Every dog has its day … but not every dog has its day in court.
After 10 years on the job — 70 in dog years — black Labrador and courthouse dog Cassie has worked her last day. For the past decade, Cassie, a member of the National Courthouse Dog Association, has been helping children and parents deal with the anxiety of going through the judicial process with a wagging tail and unimpeachable juris-pup-dence.
Cassie celebrated her last day at the Spring Adoption Day at the 2nd Judicial District Court of New Mexico on Friday. When Chief Judge Marie Ward entered the courtroom, everyone in attendance rose — but Cassie ran up to the judge, presenting her tummy instead. Ward applauded the gray-eared pup on her forthcoming retirement.
“Congratulations,” Ward said to the Labrador. “I’m gonna be right behind you.”
Veronica Montaño-Pilch, a longtime Court Appointed Special Advocate and the executive director of New Mexico Kids Matter, said Cassie will be retiring to
‘s residence, and will spend her days napping, chasing squirrels and sunbathing.
Montaño-Pilch has been Cassie’s main handler for a decade. Ten years ago, Montaño-Pilch went to Assistance Dogs of the West to pick a courthouse dog. She thought she’d like a labradoodle. But it ended up being Montaño-Pilch who was picked — by Cassie.

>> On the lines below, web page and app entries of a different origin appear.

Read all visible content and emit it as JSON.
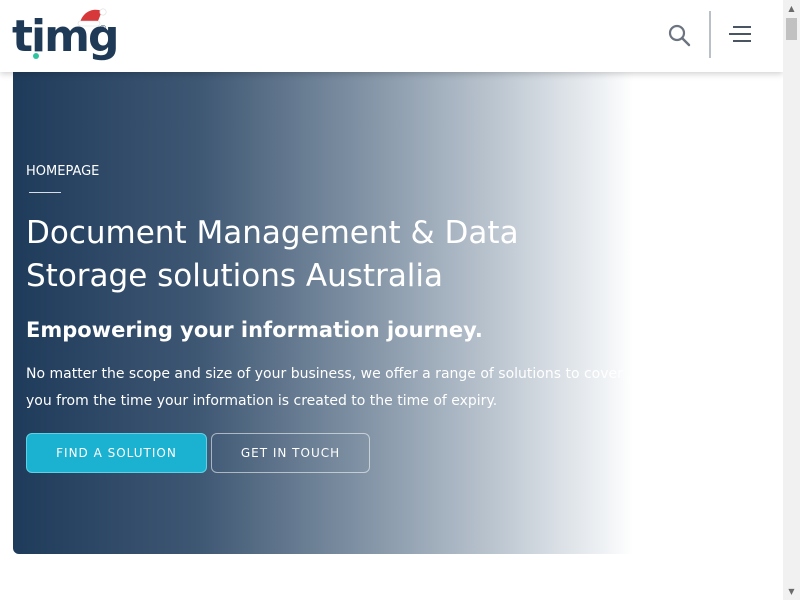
{
  "header": {
    "logo_text": "timg",
    "logo_reg": "®",
    "search_icon": "search-icon",
    "menu_icon": "hamburger-menu-icon"
  },
  "hero": {
    "eyebrow": "HOMEPAGE",
    "title": "Document Management & Data Storage solutions Australia",
    "subtitle": "Empowering your information journey.",
    "body": "No matter the scope and size of your business, we offer a range of solutions to cover you from the time your information is created to the time of expiry.",
    "primary_button": "FIND A SOLUTION",
    "secondary_button": "GET IN TOUCH"
  },
  "colors": {
    "brand_navy": "#1e3a57",
    "accent_cyan": "#1ab2d0",
    "accent_green": "#2ec4a0",
    "hat_red": "#d7383a"
  }
}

The pup ran up to Montaño-Pilch and started licking her toes, and a partnership was born.
“It was strange to me,” Montaño-Pilch said. “I thought I got to pick — no, she picked me.”
Cassie’s tail hardly stopped wagging during Adoption Day, and she would often park at people’s feet, looking for belly scratches.
Cassie was the first trained courthouse dog at the 2nd Judicial District Court. But she won’t be the last. And the apple doesn’t fall far from the tree — Nicole, her successor, is Cassie’s great-niece.
Montaño-Pilch said, however, the two dogs are “night and day.” Nicole, a golden Lab who Montaño-Pilch calls Blondie, has to carry around a stuffed animal as a pacifier.
“Cassie is very professional, very classy,” Montaño-Pilch said. “If you’re seeing her, she’s sitting. … She know what she’s supposed to do.”
Nicole is more like a “little kid,” Montaño-Pilch explained. But she’ll learn. Even Cassie has her vices as Montaño-Pilch had to keep an eye on her to stop her from stealing cookies, and recalled once when she unwrapped and ate a Blake’s Lotaburger.
Like Nicole, Cassie went through training to become comfortable with strange people approaching and petting her. But, Montaño-Pilch said, Cassie’s real gift was finding the person in the room that needed her the most.
“That’s what makes a good courthouse dog,” Montaño-Pilch said.